by Chad Abraham-Aspen Daily News |

On a scorching July day in West Texas in 2011, a firefighter collapsed and later died from hyperthermia, a heat-related illness.

Emergency responders could not get to the man for four hours, an amount of time that Josh Graham, assistant fire management officer for the White River National Forest, recently called “unacceptable.”

In 2008, a firefighter working at a fire in Northern California was struck by a falling tree and bled to death before he was transported to an airport three hours and 20 minutes after the accident, according to

Closer to home, the valley this summer will mark the 20-year anniversary of the Storm King Mountain tragedy, in which 14 wildland firefighters were killed after fire overwhelmed them.

With those incidents in mind, Graham has developed medical training and landed new equipment to better the chances of a firefighter surviving in the Western Slope’s wilderness.

For his efforts, Graham was recognized earlier this month in Denver, where he received the Regional Forester’s 2013 Safety Award.

“We’re sending guys into the forest,” he said of the firefighters under his command, including ground forces and smoke jumpers based in the summer out of Grand Junction. “Do we have the best equipment, if they do get injured, to take care of patients?”

Josh Graham, assistant fire management officer for the White River National Forest, pictured before a smoke jump, received an award earlier this month for improving the safety conditions for backcountry firefighters.

In 2011, when he arrived at the Upper Colorado River Interagency Fire Management Unit, an agency responsible for the White River and other forests, Graham said the unit’s trucks and helicopter weren’t ill-equipped.

“They just needed extra love,” said Graham, a Rifle-based veteran of 60 operational firefighting jumps out of planes.

After highlighting the need for more training and equipment, his superiors said, “OK, you’re it,” Graham said.

He secured funding for the equipment and to provide training, and Graham also started a medical committee that meets annually to discuss new techniques and technology, he said.

Now, the unit’s trucks and its helicopter are equipped with a backboard and an automated external defibrillator.
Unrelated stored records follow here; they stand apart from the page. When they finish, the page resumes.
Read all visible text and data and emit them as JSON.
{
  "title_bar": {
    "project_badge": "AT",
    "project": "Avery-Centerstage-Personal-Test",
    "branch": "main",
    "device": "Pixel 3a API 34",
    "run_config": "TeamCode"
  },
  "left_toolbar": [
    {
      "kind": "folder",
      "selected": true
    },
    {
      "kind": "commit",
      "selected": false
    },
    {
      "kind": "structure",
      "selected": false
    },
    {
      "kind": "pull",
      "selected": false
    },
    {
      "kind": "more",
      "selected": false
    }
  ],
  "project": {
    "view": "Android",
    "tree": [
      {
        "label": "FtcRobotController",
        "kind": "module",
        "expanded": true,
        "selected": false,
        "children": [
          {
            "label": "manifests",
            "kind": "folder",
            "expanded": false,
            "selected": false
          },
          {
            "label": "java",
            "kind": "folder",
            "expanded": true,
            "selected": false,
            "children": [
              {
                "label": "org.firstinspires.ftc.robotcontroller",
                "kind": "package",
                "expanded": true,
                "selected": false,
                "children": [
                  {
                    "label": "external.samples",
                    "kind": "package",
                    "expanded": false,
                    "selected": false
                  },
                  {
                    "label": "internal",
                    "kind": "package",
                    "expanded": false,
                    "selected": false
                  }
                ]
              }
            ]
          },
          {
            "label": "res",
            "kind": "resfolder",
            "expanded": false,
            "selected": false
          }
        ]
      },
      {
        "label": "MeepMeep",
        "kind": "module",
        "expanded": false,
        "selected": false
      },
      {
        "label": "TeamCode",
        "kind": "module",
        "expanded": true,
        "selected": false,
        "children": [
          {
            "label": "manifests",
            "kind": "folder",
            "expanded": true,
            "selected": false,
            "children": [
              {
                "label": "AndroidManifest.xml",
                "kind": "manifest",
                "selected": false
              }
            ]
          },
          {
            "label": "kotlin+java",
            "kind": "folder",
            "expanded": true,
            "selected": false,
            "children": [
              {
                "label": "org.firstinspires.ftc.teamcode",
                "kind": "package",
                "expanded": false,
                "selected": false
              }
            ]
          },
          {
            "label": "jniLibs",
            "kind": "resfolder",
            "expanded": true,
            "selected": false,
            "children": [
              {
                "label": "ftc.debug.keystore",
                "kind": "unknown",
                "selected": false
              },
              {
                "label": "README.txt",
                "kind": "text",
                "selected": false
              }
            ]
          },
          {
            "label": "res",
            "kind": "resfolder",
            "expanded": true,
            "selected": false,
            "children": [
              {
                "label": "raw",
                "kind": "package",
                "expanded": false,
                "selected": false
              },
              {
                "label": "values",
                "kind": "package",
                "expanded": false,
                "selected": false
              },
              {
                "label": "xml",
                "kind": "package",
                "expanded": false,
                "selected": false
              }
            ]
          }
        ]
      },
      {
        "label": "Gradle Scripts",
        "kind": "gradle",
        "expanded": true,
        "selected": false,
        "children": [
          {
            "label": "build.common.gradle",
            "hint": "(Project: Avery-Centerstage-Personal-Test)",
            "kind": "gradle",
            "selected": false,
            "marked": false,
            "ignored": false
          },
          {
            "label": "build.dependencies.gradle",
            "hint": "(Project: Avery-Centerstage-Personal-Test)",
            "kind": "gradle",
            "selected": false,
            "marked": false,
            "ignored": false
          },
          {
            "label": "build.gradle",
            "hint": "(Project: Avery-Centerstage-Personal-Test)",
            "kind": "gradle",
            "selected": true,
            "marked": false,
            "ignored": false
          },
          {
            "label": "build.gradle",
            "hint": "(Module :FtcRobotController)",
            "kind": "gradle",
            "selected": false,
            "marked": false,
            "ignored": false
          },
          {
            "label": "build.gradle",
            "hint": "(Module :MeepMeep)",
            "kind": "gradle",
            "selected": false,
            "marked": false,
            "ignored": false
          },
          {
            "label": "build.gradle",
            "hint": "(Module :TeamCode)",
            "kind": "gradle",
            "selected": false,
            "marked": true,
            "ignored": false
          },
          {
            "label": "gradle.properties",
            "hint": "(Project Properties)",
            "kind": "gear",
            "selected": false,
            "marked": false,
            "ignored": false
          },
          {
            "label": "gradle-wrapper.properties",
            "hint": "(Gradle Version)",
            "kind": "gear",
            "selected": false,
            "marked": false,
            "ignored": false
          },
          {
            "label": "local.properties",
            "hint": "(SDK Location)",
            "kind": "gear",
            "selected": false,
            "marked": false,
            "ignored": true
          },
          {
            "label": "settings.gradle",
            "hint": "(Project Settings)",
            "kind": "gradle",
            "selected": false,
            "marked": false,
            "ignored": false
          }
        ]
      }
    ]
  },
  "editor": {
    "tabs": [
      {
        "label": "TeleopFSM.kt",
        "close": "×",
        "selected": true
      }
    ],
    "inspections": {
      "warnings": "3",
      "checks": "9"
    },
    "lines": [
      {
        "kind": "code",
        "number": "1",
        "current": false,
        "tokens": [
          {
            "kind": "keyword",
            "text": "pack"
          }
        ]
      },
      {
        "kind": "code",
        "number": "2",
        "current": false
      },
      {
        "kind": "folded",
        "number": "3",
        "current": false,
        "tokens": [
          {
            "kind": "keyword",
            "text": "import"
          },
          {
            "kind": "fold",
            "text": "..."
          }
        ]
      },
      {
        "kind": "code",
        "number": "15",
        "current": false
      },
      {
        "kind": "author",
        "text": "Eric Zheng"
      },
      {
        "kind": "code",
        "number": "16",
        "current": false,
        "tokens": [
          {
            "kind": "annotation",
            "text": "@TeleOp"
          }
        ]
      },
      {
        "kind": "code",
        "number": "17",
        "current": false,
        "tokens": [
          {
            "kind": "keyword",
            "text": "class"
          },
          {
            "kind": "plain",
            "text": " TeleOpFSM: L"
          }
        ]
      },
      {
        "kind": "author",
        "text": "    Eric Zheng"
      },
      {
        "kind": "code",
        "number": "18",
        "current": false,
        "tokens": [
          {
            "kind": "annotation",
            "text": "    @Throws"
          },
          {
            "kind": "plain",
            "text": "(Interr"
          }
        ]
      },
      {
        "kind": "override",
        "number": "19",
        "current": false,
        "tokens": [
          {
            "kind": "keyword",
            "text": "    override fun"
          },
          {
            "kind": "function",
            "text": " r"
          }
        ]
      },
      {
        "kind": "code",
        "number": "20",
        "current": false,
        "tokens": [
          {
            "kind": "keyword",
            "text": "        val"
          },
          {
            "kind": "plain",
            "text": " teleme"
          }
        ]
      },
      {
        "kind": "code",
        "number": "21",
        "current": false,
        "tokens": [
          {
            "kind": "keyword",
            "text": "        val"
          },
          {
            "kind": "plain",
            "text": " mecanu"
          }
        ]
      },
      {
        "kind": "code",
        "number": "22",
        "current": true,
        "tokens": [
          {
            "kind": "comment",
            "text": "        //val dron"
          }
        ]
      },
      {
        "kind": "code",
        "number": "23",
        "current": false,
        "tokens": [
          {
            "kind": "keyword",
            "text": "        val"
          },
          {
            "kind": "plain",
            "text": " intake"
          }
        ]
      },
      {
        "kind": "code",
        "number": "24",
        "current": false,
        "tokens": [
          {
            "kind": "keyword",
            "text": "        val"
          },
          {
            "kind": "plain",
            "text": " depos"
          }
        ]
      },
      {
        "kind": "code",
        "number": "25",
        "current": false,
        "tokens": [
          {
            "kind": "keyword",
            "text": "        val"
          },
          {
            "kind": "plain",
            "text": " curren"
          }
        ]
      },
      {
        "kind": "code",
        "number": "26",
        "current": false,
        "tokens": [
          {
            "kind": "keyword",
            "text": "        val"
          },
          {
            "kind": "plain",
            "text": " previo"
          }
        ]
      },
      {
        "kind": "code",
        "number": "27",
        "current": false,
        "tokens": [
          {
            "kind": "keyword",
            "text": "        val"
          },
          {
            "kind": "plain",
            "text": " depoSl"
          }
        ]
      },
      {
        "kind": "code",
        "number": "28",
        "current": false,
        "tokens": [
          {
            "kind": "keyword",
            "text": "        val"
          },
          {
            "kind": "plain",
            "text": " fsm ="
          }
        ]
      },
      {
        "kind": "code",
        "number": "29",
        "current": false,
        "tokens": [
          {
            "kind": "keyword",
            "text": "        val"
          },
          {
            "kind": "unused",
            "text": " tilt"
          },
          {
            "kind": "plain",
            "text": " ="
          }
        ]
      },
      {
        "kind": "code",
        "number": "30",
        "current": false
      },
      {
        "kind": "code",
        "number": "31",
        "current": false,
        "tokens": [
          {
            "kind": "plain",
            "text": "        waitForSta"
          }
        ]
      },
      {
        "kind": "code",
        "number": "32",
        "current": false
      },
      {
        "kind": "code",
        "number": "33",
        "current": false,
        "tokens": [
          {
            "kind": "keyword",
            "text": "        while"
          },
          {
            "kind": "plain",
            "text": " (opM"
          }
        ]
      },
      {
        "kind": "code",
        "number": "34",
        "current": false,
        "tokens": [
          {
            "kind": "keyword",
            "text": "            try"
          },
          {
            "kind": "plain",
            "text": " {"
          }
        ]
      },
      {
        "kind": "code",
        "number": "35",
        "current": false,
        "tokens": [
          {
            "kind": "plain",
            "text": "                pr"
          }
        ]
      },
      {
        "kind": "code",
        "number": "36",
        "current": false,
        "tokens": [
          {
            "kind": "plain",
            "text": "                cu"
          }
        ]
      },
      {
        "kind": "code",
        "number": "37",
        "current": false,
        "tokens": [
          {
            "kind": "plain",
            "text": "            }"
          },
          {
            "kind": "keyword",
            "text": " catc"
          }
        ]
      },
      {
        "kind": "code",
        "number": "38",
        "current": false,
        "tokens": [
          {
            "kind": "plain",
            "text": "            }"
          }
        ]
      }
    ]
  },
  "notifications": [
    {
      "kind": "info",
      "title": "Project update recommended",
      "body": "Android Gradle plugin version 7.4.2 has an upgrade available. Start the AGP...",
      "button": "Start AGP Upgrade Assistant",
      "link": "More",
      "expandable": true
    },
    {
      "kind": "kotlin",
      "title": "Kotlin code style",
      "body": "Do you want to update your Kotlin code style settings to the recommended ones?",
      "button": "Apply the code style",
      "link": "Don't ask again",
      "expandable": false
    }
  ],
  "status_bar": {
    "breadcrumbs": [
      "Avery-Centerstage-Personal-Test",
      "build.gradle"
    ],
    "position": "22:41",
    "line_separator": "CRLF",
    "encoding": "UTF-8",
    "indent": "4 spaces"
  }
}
And firefighters are tackling training scenarios to know what to expect if a member of their crew, say, breaks a leg in the backcountry.

“We go to a project site and say, ‘This guy’s injured. What are you going to do?’” Graham said.

The “injured” party is then transported out via the backboard as the crew talks with dispatchers, just as would happen in a real incident.

Fighting fires is inherently dangerous and becomes even more so when a smoke jumper plunges into a remote area to battle the blaze.

As such, the training and equipment Graham helped secure will likely be needed at some point.

Because the smoke jumping field “unfortunately has a lot of accidents in the backcountry,” he said.